As part of the settlement, Magnolia has changed its top staffers, contracted out administrative work and expanded its governing board so a majority will be new members, Magnolia Educational and Research Foundation’s Chief Executive Officer Caprice Young said.
“It’s all big changes in how we run the organization,” Young said.
Young was part of Magnolia’s leadership change. The former LAUSD board member and founder of the California Charter Schools Association was appointed to head the organization in January.
The schools had been under pressure from LAUSD to change leadership, and the two sought to settle a legal action out of court.
In June, LAUSD quietly moved to shut down academies 6 and 7 — in Palms and Northridge, respectively — alleging auditors had uncovered financial mismanagement and the campuses were financially insolvent. Magnolia officials have said the accusations amounted to sloppy accounting practices that were the result of efforts to save money by using inexpensive software and legal funding transfers between campuses.
Magnolia went to court, obtaining a temporary injunction that stopped the district from closing the two schools until the case went to trial. The court order questioned the authority of administrators to close the campuses without a school board vote. LAUSD subsequently took aim at Academy 8 in Bell, declining to renew the campus’ charter.
While the legal action would be ended by the settlement, the state continues to audit Magnolia, which operates eight campuses in LAUSD and three in other parts of the state. State auditors are expected to report their findings in April.
No amount of “great schoolage” and kids on waiting lists forgive this. Ultimately this is a matter of law enforcement - and the LAUSD Board – as public trustees and empowered with enforcing the charter law and protecting the public purse – have blinked/waffled/whatever.
I hate to be “zero intolerant” – but there are no waivers or mulligans for malfeasance.
The Man Behind the Curtain has nothing to do with the case: This has nothing to do with with the Fethullah Gülen involvement with Magnolia; to bring that up is a bit of misdirection.

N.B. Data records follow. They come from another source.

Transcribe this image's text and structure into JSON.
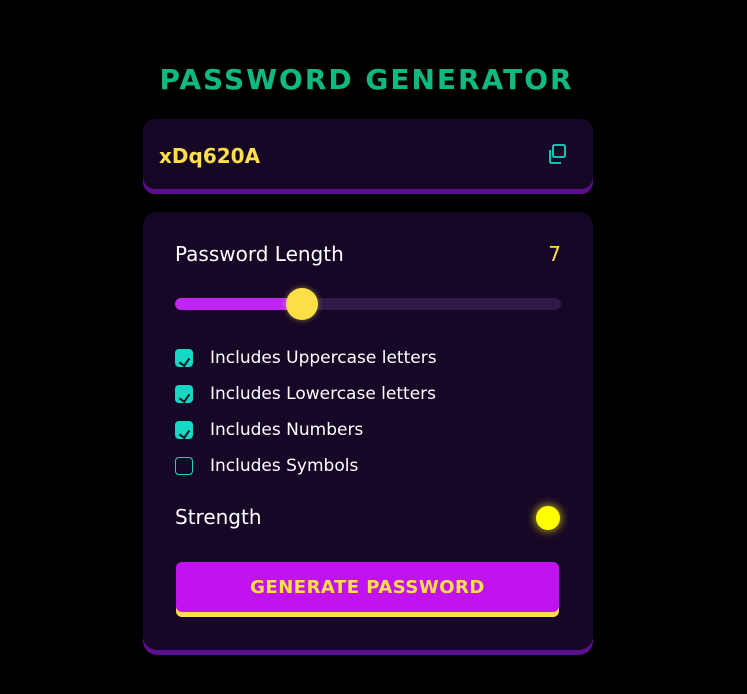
{
  "title": "PASSWORD GENERATOR",
  "password": {
    "value": "xDq620A",
    "copy_icon": "copy-icon"
  },
  "length": {
    "label": "Password Length",
    "value": "7",
    "slider_fraction": 0.33
  },
  "options": [
    {
      "label": "Includes Uppercase letters",
      "checked": true
    },
    {
      "label": "Includes Lowercase letters",
      "checked": true
    },
    {
      "label": "Includes Numbers",
      "checked": true
    },
    {
      "label": "Includes Symbols",
      "checked": false
    }
  ],
  "strength": {
    "label": "Strength",
    "indicator_color": "#ffff00"
  },
  "generate_button": {
    "label": "GENERATE PASSWORD"
  },
  "colors": {
    "accent_title": "#10b981",
    "accent_yellow": "#fde047",
    "accent_purple": "#c013f0",
    "checkbox_teal": "#14d8c4",
    "panel_bg": "#170726"
  }
}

Parental Choice does not give the right to parents to choose to send their kids to a bad school -- whether the school is bad because it does a crummy job of teaching students or managing the public’s funds. I consider Caprice Young a friend – but she has been brought in to save the day and impose order amidst fiscal chaos while framing and spinning and charming the story of the chaos as something less than egregious.
The biblical metaphor of pouring oil upon the waters comes to mind – but ask the folks on the Gulf Coast – or in Alaska: Oily waters are not necessarily a desirable outcome!
The Board in its role as charter authorizer and overseer moved to suspend the three charters. It may have dodged a public vote earlier – but it had authorized the superintendent to act in its behalf. That’s what superintendents and Boards of Ed do.
Then the Board of Ed went into closed session and changed their mind and/or had their minds changed.
The process of granting, suspending and reviewing charters is supposed to occur in Mr. Justice Brandeis’ “Disinfecting Sunshine”. Instead it happened behind closed doors in the guise of settling a lawsuit.